Veneer Flattening

My concertina would originally have had solid Indian rosewood ends with a fancy fretwork pattern cut out of them (to let the sound out). At some point they have been lost (they probably split and fell apart - apparently quite a common fault) and somebody has replaced them with aluminium sheets with holes drilled in them. Although functional, they are far from attractive, so I want to make a new pair of wooden ends. The big question was what kind of wood to make them from? A chap who has restored several concertinas, including making new ends, advised me that it's a good idea to use a high-quality hardwood laminate (several thin layers of wood glued together with the grain of alternate layers running at right angles to each other) rather than solid wood, to avoid the problem of them potentially splitting again in the future. I've seen a photo of a very fancy original antique Lachenal concertina that has laminated ends, so it seems the idea has historical precedence too. I suspect they didn't routinely use laminates for the ends because it's a much more labour-intensive and expensive process.

The next big question was what wood to make the laminate from. One option would have been to make all but one layer from something fairly cheap and use something fancy (e.g. a pretty burr) for the visible outer veneer. After much searching and calculating and debating (with myself) I opted to get a long strip of Indian rosewood and use that for every layer. That way the end result should look fairly close to the original, providing you don't peer too closely at the edges. I could in theory veneer the edges too, though the shape might make that rather tricky and it would still be possible to see the laminations on the inner edges of the fretwork piercings.

Here's what the frighteningly expensive rosewood veneer looked like when it arrived, rolled up into a tight cylinder.

After unrolling it, with the concertina in shot to show the scale.

The first stage of making the laminate is to cut the veneer into rectangles (six per board), half of them with the grain running in the opposite direction, and then flatten them so that the pieces will glue together nicely and I'll hopefully end up with a flat board in the end. Incidentally I tried cutting the veneer with sharp scissors but it was causing it to split along the grain so I reverted to using a very sharp knife and steel ruler. I'm using a veneer softening liquid which is a mixture of water, alcohol (meths), glycerine and hide glue. I warmed it very slightly to avoid the glue thickening. It has an 'exciting' smell! You soak the veneer in it until it goes floppy, then dry the pieces for a day or two between layers of scrap paper (replaced every few hours) and flat weighted boards (I'm using offcuts of kitchen worktop). I tried the technique and potion out first on a small piece of relatively cheap sycamore veneer that I'll be using to put decorative inlays into the corners.

Here are the pieces of one board, freshly soaked and about to be pressed:

Time spent so far on cutting and flattening the veneers: about 3 hours.

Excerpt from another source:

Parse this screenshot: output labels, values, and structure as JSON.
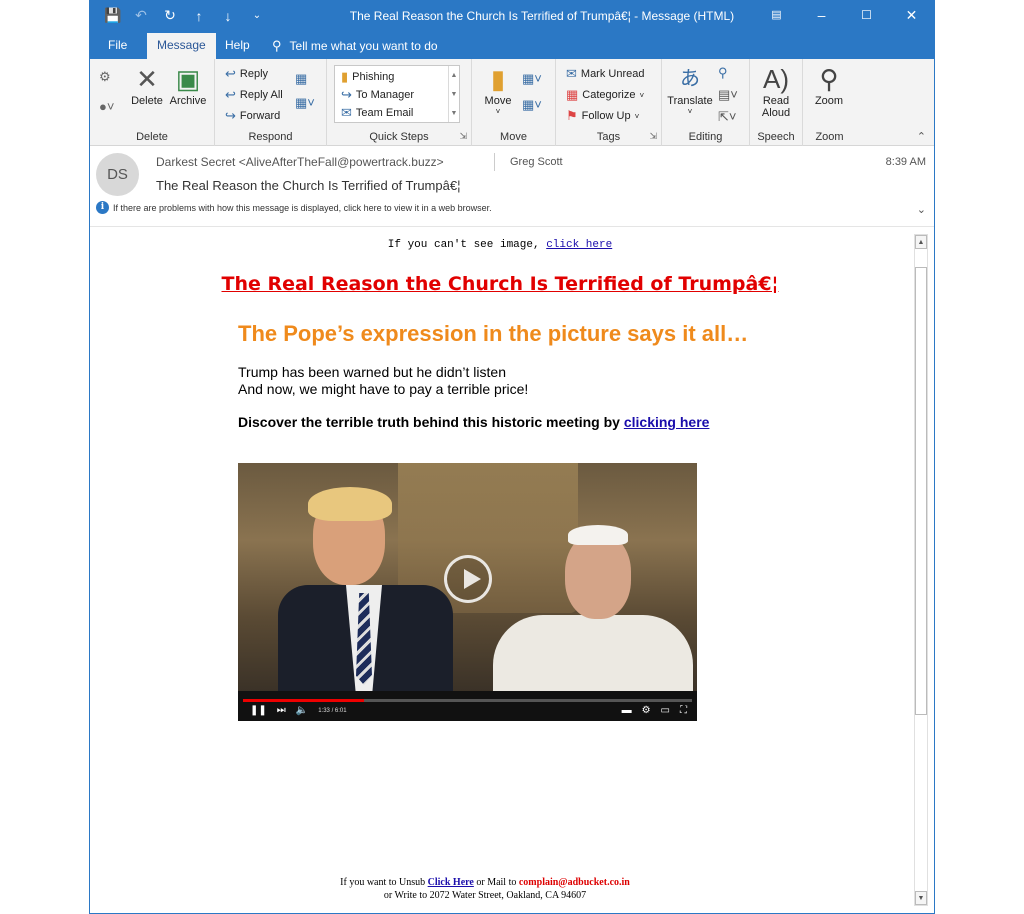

If you veneer the edges you will see the edges of that veneer all round the edge of each end.

I love the photo of the unrolled strip of veneer!

Such a good thing your mother is away ;)
But if you cut it perfectly you won't be able to see any end-grain. :)
You mean, mitre the edges of both the main board and the edge strip? Perfectly, all the way round? Go on, I'll time you. *stands back with interest*
I think you only need to mitre the ends of the edge strips. The strips can be cut slightly too wide and glued on leaving a bit of a lip, then trimmed flush with the top surface after the glue has dried.
Not sure we are seeing eye to eye about this. Unless you mitre the edges of both the main board and the edge strip, you are going to see the end-grain of one or the other. And tbh the main issue might be, if someone is examining it that close up, what you should see at the edge of the board is end-grain, not surface. If you see what I mean.
You would see the edge of the edging veneer around the top surface, but it would be side-grain so arguably less objectionable than end-grain. I'm probably not going to attempt it though, because of the difficulty of making the edging strip curve around the rounded-off corner. It probably won't look too bad anyway - it's not like I'm using an ordinary plywood that has low-density filler layers in it.
Yes, side-grain, you're quite right. And yes, I agree, the edge of the main board will probably look absolutely fine :)
I suppose the other way of looking at it is that leaving the edges of the laminate visible shows you have nothing to hide[1] - it's rosewood all the way through, even if it is made up of six layers. An expert would be able to see the extra effort put in to produce something that is much stronger and more stable than the original.

[1] Unlike the sides of the action box, which appear to be made of a cheaper wood (probably mahogany) with a rosewood veneer.
Yes, I totally agree with this.
The real difficulty is that the corner won't be square.
I'd never thought about the need to flatten them first.
From what I've read you can sometimes get away without it with a fairly plain veneer, because it softens a bit anyway when you apply the glue. Fancy veneers like burls and crotches usually need flattening because different parts of them shrink by different amounts, causing them to wrinkle. I wasn't certain if my rosewood was flat enough or not so I thought it best to play it safe, particularly as I'll be laminating it to itself rather than to a sturdy flat substrate.